The caption recites "Affidavit of Herbert E. Rudy, Vice President, Eaton Yale & Towne, Inc." Yet nowhere in the body of the affidavit, where facts are sworn to, is there any mention of Rudy being vice president of this company or having any connection whatever with it. The body of the affidavit merely recites the practice of Timberjack Machines, Inc., and Eaton Yale & Towne, Inc., as to insurance coverage, use of a conditional sales form and their promulgation to company personnel.
It is apparent that the affidavit fails to comply with Code Ann. 81A-156 (e) as to the requirement of personal knowledge.
In Hancock v. Hancock, 223 Ga. 481
, 487 (156 SE2d 354

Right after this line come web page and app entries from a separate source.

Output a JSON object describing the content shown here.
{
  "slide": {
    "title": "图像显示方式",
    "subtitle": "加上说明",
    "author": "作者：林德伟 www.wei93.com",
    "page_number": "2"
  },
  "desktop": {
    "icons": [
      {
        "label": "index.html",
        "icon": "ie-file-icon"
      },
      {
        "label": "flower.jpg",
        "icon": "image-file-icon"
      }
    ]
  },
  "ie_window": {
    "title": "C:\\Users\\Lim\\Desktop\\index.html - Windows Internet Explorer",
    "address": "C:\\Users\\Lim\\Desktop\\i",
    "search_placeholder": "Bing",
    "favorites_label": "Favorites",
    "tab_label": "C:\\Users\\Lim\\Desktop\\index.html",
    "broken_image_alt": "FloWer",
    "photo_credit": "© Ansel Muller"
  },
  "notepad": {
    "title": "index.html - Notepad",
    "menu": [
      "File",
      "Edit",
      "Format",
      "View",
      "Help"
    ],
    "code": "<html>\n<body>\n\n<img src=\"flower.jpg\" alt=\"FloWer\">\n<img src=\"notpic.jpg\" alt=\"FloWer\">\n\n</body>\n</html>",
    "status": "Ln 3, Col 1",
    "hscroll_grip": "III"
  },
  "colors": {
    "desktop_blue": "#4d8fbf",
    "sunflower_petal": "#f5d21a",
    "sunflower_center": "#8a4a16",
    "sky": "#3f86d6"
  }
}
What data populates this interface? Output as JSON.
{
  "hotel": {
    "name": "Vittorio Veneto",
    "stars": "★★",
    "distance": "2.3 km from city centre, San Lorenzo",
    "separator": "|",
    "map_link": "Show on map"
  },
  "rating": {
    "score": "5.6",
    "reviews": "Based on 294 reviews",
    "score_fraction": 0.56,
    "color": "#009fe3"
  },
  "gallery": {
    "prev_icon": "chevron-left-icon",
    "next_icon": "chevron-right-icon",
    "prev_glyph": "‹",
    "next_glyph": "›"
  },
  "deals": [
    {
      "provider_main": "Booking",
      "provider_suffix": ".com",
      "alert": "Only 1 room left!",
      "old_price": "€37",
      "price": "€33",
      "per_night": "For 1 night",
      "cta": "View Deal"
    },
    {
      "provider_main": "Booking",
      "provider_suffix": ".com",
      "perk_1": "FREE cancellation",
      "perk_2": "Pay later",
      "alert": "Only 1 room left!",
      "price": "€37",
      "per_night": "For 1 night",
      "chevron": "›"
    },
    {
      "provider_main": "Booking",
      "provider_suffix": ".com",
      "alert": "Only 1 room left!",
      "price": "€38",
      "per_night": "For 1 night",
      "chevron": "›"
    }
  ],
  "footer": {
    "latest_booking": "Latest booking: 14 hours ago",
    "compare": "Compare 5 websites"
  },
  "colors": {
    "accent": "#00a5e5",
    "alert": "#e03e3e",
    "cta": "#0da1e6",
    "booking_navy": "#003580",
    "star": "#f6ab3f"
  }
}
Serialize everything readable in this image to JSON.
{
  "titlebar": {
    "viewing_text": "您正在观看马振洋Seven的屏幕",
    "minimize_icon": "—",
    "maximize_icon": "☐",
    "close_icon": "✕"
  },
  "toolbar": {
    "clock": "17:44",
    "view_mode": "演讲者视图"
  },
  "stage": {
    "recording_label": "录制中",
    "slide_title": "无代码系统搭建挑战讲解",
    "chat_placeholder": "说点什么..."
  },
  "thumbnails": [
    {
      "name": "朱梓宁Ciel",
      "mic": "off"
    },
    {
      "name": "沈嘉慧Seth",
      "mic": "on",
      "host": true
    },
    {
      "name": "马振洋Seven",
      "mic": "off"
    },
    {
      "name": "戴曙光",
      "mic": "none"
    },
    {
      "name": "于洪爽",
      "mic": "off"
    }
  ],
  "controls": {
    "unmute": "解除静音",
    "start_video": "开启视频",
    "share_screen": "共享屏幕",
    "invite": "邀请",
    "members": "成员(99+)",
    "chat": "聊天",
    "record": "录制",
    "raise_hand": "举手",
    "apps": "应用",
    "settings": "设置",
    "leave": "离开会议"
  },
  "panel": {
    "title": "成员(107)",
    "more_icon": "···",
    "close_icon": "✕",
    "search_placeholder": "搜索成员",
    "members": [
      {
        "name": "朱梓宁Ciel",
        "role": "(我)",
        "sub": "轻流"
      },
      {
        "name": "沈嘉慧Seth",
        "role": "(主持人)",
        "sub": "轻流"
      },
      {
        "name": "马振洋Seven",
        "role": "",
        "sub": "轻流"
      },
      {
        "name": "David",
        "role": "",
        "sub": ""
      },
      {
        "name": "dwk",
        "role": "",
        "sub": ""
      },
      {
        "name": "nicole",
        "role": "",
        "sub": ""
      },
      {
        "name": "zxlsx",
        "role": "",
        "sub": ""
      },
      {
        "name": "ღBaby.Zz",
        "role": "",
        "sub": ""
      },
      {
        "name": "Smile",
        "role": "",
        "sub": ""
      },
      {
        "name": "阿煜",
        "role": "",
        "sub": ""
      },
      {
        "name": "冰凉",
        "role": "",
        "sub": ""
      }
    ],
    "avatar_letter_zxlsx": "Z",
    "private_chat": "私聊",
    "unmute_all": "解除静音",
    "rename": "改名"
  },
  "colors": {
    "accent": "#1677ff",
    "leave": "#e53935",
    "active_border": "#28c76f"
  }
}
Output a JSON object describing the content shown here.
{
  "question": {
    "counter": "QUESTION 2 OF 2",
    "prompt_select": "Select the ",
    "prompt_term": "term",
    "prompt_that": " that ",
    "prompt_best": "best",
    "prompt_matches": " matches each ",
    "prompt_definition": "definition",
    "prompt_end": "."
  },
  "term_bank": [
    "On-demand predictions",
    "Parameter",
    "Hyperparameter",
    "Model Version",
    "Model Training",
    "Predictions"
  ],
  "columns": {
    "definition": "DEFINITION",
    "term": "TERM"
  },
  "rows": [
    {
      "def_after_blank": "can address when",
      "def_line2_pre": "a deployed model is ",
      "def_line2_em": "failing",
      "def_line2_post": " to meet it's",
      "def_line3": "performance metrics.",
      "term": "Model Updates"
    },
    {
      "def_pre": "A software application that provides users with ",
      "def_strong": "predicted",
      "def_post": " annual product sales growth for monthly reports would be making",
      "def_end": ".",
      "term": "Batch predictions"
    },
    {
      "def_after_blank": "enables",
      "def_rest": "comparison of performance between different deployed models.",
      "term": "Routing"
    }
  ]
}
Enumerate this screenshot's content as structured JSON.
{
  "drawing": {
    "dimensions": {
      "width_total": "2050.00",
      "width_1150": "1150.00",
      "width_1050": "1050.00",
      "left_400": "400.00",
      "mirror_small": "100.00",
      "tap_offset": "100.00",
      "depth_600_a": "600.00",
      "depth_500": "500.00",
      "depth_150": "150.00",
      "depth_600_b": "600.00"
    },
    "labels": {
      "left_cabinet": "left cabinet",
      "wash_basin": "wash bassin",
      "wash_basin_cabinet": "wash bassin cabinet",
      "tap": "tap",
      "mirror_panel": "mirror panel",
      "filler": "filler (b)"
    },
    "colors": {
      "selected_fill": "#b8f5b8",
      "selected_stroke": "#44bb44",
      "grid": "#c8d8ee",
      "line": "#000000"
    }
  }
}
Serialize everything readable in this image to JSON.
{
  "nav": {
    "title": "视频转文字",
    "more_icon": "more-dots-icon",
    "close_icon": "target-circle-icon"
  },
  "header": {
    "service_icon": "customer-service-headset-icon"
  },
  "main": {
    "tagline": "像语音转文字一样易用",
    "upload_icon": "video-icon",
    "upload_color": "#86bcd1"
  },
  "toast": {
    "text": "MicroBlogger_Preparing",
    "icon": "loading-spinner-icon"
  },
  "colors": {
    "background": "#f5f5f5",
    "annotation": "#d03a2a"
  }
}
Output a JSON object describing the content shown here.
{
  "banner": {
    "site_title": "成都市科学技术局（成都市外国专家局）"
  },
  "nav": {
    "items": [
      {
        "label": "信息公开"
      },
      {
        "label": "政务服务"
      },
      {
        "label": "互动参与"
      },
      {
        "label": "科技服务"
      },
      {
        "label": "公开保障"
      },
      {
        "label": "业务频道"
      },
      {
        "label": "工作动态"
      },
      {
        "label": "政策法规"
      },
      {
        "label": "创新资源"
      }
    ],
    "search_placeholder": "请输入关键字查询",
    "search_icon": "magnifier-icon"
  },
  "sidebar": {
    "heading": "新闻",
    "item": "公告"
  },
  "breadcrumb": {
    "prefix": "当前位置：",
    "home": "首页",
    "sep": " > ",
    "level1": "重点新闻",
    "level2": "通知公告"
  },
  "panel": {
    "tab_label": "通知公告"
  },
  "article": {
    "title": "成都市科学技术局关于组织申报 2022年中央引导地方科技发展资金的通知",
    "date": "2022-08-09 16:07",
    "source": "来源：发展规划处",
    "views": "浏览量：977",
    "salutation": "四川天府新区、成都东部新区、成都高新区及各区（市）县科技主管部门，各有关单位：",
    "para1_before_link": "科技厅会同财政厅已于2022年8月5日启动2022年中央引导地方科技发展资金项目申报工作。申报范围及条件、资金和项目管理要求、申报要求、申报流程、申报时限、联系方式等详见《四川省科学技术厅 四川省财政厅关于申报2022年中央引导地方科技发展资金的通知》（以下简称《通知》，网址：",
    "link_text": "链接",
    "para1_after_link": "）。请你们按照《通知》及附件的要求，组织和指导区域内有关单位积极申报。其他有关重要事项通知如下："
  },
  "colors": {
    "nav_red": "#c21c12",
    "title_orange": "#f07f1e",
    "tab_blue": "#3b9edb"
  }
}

) it was said: "Nowhere in the affidavit is it recited or shown affirmatively that this statement was made on personal knowledge and that the affiant is competent to testify as to the matters stated in it, as required . . . From all that appears this statement is a mere conclusion, not as to a fact to which the plaintiff could testify." See also, Chandler v. Gately, 119 Ga. App. 513
, 516 (167 SE2d 697
Under these circumstances this affidavit does not provide any support for summary judgment.
3. In view of the foregoing it cannot he said that there is no genuine issue of material fact and that the movant is entitled to a judgment as a matter of law. Therefore denial of the motion was proper.
Judgment affirmed. All the Justices concur, except Mobley, P. J., disqualified.